Ask the Dentist: Dementia sufferers need specific help with oral health
Lucy Stock, dentist at Gentle Dental Care, Belfast, outlines the issues faced by dementia sufferers when it comes to dental care
WITH dementia on the increase, dentists are seeing more people whose oral health is deteriorating more rapidly and it's highlighting the need to overcome specific challenges faced at their dental appointments.
Globally, the numbers of people living with dementia will increase from 50 million in 2018 to 152 million in 2050, a 204 per cent increase.
The word ‘dementia' describes a set of symptoms that may include memory loss and difficulties with thinking, problem-solving or language. Dementia is caused when the brain is damaged by diseases, such as Alzheimer's disease or a series of strokes.
Alzheimer's disease is the most common cause of dementia, but not the only one.
Early dementia may mean slight forgetfulness that can impact on making and keeping dental appointments. Then, when at the appointment it can be difficult for people to understand and retain the information.
If you are beginning to recognise forgetfulness in your loved one, it can be massively helpful to accompany them to their dental appointment and, when appropriate, go into the treatment room so that you can understand what is happening.
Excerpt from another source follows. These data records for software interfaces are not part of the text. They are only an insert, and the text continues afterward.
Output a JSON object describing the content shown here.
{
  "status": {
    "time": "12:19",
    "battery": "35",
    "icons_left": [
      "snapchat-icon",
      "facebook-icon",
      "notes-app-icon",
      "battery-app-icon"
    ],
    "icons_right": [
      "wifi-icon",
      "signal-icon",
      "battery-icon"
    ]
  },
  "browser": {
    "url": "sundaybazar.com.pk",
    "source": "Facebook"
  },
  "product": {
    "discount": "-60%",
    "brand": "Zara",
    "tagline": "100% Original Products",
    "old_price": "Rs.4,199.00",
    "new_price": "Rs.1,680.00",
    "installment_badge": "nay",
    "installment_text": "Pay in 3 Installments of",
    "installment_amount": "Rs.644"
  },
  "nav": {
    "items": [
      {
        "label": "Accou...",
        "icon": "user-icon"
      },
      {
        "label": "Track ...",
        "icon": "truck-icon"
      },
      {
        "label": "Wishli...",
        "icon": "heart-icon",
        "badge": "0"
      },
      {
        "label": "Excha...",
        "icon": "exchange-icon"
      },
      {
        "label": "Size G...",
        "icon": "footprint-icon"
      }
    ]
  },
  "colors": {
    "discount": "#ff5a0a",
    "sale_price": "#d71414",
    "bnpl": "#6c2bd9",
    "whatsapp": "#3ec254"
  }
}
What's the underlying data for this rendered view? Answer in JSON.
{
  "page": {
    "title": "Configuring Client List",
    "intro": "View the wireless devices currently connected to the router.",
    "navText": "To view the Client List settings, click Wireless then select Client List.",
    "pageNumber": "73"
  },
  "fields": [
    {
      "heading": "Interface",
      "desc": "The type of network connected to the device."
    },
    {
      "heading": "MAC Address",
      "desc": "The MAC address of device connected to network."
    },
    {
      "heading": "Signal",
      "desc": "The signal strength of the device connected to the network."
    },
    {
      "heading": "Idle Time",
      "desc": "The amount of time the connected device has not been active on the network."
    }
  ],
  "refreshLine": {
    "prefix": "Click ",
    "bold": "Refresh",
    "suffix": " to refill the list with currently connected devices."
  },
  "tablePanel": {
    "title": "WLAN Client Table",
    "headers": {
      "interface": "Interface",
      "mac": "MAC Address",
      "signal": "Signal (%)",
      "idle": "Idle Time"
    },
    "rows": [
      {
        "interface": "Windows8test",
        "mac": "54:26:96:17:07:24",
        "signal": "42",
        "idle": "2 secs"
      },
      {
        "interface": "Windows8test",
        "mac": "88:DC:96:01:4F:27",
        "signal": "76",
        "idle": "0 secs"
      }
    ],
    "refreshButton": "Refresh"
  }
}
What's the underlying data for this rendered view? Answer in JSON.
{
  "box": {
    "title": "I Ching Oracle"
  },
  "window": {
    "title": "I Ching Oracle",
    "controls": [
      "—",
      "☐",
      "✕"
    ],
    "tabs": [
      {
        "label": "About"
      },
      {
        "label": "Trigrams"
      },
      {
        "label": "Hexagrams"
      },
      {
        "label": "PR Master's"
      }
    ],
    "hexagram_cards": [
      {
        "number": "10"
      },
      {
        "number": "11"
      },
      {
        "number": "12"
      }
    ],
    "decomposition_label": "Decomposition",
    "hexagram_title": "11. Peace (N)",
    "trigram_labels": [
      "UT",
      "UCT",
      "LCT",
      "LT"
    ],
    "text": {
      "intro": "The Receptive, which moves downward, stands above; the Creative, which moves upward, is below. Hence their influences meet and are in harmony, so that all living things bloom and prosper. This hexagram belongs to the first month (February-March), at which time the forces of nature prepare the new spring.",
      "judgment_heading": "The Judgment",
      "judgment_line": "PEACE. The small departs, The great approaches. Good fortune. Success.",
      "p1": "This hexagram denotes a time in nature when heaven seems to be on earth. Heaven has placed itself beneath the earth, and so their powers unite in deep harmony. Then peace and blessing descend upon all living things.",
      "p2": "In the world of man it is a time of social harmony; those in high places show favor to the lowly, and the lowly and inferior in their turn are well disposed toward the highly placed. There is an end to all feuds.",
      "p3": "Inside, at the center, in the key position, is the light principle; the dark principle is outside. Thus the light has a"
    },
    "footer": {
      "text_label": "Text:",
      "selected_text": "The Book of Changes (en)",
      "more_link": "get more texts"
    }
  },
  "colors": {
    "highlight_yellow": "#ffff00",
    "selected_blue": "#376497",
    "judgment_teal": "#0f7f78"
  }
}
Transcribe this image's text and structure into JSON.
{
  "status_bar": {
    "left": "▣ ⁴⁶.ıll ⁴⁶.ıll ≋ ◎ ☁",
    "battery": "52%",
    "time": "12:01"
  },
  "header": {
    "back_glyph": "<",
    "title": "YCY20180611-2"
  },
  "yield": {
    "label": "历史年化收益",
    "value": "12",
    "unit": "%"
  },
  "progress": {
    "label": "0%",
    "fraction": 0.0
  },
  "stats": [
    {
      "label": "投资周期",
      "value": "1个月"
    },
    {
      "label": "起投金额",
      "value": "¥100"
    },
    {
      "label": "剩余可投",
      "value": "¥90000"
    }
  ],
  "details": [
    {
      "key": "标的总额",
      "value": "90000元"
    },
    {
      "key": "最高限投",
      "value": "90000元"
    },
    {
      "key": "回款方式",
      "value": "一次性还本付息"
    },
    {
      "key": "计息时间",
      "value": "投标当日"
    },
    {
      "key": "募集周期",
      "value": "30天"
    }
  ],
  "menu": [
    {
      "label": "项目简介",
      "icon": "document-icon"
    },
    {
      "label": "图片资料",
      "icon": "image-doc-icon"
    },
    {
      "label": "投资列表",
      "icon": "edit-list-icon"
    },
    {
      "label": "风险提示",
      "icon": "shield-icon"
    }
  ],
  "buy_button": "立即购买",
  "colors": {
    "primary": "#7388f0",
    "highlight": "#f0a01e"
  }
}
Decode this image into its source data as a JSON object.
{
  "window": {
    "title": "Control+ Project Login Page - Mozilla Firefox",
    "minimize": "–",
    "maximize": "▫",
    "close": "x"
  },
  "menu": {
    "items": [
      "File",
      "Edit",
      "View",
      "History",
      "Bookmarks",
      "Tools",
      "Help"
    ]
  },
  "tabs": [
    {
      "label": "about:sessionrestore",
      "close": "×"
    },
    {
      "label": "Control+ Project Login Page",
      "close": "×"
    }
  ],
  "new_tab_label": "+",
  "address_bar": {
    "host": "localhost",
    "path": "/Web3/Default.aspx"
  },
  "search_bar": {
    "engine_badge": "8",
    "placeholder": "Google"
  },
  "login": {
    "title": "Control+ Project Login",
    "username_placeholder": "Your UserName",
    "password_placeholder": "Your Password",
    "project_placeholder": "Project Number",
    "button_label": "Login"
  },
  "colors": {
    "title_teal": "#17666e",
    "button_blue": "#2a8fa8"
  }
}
Let the dental team know if you feel there's a memory issue and pass on any relevant information as it is more difficult for people outside the family to assess this.
People with dementia become more prone to dental disease as not only does physically cleaning the teeth become harder, people are also often taking multiple medications that can cause a dry mouth or vomiting which in turn leads to more decay and gum disease. A dry mouth makes it more difficult to eat, swallow and produce saliva, and causes tongue irritation.
If you are caring for a dementia sufferer, try providing short, simple instructions. Use a “watch me” or “hand-over-hand” technique. Try an electric toothbrush or a brush with a large handle for easier manoeuvring and a water jet to keep the gums and teeth as clean as possible. Toothbrushing can be done over a basin on a table if this is easier and at a time when the person is in the mood for it. Try to keep the diet as low sugar and low processed as possible.
It is critical to maximise the oral health of patients with dementia early in the disease process. Keep up with regular dental visits for as long as possible. A dental care routine is essential for healthy teeth. Ask the dentist for suggestions or items that may help make dental care easier.